* Saved data entries
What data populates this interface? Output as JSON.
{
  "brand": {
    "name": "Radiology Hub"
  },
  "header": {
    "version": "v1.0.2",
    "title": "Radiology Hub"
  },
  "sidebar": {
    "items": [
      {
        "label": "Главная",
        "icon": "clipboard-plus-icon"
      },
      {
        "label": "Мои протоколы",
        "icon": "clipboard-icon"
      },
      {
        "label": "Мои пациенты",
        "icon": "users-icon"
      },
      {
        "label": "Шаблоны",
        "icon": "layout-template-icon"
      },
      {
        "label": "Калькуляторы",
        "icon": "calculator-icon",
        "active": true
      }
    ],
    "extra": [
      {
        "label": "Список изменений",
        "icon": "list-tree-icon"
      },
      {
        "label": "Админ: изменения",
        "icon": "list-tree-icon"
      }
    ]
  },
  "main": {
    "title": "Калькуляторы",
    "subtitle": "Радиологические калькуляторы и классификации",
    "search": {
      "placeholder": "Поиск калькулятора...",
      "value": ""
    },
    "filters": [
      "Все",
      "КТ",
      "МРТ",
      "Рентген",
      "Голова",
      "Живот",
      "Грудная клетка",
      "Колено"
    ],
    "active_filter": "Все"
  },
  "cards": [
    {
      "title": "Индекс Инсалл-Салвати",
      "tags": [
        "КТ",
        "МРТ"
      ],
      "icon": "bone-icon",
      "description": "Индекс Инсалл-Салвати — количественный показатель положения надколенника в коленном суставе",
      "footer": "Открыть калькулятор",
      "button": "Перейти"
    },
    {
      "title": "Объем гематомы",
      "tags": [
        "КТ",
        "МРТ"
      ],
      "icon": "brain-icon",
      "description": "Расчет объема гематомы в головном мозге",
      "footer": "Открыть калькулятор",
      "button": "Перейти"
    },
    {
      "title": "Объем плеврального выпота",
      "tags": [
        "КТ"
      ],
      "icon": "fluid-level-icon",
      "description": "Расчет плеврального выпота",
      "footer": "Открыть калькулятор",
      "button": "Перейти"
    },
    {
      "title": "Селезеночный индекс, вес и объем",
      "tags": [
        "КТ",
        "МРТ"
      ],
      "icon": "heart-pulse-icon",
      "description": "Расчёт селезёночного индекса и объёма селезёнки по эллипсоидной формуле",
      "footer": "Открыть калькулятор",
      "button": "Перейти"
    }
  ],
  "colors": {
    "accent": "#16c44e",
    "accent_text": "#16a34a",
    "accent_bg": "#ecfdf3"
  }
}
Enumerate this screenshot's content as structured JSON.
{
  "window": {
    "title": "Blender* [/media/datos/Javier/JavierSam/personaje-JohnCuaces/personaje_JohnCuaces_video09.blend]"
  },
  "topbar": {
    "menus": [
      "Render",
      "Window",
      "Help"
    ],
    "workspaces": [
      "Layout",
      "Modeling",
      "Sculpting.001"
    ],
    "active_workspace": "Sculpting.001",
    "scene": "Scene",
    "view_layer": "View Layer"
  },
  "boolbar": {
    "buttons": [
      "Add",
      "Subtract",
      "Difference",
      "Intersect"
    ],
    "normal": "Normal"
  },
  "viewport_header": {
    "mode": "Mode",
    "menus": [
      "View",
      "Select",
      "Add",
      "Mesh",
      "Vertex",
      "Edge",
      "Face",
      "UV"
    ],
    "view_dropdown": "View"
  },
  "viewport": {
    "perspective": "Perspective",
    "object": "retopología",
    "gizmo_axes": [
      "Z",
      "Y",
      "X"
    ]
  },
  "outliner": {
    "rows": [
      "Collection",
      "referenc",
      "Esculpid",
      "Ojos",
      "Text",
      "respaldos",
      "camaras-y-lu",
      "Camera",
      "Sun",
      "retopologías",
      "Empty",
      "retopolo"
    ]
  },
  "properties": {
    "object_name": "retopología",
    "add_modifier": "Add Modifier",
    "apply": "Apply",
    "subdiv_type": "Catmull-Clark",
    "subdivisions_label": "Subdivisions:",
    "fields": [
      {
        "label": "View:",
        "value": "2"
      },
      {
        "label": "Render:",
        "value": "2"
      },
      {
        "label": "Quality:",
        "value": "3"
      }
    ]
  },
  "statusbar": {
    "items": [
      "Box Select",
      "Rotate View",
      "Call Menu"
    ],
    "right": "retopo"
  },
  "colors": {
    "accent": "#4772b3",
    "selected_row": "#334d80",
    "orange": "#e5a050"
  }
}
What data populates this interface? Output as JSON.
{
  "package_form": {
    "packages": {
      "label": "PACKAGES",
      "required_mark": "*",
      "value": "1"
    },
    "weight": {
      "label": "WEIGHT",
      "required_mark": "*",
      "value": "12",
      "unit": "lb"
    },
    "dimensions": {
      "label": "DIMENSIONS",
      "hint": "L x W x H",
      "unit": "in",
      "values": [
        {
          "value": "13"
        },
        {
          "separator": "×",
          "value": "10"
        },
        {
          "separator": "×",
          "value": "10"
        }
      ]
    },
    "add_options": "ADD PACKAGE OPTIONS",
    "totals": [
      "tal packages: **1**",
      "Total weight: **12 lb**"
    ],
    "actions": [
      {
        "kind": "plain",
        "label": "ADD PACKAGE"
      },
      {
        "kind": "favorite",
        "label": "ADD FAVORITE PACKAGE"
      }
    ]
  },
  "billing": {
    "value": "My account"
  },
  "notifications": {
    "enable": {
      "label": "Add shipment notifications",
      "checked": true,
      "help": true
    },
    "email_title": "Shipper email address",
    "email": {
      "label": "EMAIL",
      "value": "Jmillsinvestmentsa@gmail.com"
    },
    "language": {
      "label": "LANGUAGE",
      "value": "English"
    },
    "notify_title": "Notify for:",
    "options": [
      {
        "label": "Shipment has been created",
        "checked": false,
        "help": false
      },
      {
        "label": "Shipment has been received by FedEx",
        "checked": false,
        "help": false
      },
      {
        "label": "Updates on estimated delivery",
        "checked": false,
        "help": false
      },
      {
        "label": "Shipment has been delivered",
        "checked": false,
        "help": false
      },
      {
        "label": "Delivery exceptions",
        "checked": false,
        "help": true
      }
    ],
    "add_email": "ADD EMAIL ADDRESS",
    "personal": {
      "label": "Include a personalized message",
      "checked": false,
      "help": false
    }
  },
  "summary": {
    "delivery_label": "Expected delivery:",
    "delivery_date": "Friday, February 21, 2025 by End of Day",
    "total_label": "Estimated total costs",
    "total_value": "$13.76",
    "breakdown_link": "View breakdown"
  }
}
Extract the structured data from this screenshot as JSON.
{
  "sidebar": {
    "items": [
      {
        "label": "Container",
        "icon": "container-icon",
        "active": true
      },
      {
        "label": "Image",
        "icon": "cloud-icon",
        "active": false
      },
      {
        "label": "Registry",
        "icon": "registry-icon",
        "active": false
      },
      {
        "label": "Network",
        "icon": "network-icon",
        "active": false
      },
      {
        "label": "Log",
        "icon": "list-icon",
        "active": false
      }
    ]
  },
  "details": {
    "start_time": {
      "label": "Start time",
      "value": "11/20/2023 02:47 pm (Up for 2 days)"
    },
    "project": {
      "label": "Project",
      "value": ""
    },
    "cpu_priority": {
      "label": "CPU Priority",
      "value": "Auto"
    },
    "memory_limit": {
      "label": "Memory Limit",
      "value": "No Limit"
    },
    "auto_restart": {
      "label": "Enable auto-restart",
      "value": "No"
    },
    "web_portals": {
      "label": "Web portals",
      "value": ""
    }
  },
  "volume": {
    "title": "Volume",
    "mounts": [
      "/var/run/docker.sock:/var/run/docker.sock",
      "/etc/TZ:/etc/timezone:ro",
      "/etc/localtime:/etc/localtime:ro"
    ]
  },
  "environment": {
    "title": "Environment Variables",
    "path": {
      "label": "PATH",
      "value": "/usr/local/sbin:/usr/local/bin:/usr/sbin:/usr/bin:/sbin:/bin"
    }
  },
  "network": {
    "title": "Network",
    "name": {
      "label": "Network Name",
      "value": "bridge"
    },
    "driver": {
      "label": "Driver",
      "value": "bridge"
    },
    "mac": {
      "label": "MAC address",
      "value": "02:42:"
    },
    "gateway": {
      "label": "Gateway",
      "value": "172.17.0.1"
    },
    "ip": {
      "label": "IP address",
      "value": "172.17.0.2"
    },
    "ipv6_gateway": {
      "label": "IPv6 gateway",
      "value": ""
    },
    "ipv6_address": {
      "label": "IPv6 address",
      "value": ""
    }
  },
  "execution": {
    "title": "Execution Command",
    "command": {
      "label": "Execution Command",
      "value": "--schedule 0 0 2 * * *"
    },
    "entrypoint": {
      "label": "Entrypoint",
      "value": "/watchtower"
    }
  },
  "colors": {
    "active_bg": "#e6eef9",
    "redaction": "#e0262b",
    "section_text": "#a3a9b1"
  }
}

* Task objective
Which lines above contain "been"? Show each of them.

* Exercise response
        "label": "Shipment has been created",
        "label": "Shipment has been received by FedEx",
        "label": "Shipment has been delivered",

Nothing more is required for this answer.